*** Source material Section Begins ***

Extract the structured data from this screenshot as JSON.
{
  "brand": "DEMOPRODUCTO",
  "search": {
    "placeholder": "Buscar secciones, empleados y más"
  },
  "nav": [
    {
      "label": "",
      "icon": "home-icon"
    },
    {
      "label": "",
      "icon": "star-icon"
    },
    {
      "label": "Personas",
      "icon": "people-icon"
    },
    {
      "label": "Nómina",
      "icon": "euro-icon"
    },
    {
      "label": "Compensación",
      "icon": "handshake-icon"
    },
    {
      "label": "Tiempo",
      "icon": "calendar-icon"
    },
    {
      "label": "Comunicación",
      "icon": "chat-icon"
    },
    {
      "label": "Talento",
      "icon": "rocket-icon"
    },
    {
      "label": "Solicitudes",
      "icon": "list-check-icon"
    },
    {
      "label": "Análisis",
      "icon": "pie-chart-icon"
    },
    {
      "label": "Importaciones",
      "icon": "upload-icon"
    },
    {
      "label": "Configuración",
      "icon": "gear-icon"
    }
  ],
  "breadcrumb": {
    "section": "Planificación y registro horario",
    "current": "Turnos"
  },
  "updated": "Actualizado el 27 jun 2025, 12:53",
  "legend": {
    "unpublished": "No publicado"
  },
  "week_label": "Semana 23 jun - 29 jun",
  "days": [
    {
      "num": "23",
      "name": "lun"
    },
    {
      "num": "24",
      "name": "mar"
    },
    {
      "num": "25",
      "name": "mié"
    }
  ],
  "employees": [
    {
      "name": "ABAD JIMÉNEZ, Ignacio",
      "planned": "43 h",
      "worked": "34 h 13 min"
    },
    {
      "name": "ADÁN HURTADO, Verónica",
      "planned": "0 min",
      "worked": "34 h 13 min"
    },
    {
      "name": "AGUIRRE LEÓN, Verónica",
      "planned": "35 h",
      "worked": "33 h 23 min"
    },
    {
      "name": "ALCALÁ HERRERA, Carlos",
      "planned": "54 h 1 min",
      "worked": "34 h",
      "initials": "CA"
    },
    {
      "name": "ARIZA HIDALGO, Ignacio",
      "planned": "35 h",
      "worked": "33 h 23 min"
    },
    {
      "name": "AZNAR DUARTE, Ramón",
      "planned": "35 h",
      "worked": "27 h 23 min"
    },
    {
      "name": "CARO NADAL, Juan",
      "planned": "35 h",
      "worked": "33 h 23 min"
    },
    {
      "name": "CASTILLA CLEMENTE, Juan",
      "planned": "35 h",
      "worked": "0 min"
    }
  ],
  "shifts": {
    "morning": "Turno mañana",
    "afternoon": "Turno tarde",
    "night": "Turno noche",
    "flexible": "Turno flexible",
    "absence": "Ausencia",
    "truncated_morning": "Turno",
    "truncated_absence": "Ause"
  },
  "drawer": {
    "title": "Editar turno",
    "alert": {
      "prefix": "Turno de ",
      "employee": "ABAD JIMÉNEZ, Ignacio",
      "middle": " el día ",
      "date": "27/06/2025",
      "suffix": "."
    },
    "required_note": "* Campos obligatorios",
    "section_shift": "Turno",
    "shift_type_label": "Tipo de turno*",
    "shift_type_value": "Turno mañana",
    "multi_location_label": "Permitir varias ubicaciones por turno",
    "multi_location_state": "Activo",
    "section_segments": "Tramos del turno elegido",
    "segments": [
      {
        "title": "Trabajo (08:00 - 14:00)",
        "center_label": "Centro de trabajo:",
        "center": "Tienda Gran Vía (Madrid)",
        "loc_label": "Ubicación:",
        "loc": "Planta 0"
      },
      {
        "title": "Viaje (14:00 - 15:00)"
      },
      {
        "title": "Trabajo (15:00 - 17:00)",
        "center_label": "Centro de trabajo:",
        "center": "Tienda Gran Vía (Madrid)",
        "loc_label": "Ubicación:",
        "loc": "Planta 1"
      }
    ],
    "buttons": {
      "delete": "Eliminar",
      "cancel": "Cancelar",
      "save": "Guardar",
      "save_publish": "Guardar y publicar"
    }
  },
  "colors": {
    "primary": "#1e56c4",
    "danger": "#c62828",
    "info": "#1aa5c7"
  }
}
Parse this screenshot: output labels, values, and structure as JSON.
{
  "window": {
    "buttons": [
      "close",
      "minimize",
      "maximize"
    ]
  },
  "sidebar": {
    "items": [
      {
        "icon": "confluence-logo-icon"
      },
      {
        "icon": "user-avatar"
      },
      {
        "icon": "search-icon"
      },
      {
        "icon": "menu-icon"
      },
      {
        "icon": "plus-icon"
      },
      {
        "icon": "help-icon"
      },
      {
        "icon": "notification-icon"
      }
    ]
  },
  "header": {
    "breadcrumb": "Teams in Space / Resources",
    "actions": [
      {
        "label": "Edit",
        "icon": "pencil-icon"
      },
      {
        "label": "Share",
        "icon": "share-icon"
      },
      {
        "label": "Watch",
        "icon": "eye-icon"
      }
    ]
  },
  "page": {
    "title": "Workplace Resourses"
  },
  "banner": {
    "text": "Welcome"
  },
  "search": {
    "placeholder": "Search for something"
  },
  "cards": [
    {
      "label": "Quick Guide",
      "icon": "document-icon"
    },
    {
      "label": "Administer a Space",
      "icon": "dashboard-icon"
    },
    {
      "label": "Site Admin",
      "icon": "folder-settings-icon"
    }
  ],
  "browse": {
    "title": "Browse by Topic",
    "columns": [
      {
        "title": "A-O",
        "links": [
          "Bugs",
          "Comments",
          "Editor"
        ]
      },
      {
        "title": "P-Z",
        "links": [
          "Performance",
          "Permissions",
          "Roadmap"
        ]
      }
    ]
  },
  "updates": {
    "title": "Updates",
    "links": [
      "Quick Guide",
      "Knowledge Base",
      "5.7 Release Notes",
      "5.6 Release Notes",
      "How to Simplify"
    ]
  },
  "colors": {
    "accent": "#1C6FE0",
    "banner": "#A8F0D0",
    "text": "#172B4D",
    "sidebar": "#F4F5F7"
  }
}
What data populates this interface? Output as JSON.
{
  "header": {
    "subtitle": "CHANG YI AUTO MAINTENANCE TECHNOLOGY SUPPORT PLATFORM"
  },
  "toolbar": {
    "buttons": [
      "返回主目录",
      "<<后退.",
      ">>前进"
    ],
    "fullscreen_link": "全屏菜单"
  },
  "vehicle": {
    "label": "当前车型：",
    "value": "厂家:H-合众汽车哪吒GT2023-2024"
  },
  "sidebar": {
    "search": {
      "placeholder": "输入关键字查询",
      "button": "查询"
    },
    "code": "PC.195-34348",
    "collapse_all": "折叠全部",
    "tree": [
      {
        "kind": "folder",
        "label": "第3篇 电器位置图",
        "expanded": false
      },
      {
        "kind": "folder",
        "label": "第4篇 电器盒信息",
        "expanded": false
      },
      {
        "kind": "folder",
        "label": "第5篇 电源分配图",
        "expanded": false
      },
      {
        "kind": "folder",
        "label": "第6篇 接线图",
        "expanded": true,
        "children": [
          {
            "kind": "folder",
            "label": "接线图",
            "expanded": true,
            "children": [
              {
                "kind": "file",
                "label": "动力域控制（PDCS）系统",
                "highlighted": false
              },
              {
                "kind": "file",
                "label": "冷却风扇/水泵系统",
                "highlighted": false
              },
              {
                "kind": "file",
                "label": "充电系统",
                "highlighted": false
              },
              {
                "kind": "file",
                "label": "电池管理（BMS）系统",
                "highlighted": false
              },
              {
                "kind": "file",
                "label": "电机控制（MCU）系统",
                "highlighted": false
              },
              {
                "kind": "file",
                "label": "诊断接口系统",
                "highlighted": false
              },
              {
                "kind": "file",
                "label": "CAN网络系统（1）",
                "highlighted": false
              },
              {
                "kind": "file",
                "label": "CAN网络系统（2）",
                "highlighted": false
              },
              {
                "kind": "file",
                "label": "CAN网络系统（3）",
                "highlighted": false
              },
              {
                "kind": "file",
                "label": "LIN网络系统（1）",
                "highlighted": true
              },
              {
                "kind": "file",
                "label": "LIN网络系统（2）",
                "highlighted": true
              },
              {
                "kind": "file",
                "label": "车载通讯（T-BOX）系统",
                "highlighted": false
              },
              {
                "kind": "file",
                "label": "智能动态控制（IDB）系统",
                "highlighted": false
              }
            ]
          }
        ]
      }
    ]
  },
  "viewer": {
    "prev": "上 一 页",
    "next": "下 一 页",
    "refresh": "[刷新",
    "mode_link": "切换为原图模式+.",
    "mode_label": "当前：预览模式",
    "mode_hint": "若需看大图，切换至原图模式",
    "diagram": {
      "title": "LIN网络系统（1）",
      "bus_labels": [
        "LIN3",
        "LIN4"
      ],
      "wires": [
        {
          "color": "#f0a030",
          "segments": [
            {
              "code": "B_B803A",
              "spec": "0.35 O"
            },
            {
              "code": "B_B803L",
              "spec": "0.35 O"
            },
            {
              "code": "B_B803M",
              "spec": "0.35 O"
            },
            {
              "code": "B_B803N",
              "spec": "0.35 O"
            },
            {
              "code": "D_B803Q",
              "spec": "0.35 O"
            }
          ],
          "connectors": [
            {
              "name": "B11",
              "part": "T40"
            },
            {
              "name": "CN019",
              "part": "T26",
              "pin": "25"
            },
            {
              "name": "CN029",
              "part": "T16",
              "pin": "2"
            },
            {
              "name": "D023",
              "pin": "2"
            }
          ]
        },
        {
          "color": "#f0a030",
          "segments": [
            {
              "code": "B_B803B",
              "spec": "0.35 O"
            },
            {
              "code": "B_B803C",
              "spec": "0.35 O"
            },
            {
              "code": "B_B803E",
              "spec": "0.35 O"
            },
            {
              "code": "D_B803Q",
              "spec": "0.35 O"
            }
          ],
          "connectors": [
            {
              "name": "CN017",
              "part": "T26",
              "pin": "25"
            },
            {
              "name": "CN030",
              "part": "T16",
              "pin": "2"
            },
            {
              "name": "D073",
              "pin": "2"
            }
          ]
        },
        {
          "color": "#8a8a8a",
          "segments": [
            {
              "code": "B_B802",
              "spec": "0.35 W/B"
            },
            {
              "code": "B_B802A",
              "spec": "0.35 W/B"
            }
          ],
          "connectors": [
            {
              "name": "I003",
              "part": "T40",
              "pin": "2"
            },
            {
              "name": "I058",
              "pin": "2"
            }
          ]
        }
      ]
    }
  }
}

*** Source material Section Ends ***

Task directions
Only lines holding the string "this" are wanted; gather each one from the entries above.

Your response
Extract the structured data from this screenshot as JSON.
Parse this screenshot: output labels, values, and structure as JSON.
What data populates this interface? Output as JSON.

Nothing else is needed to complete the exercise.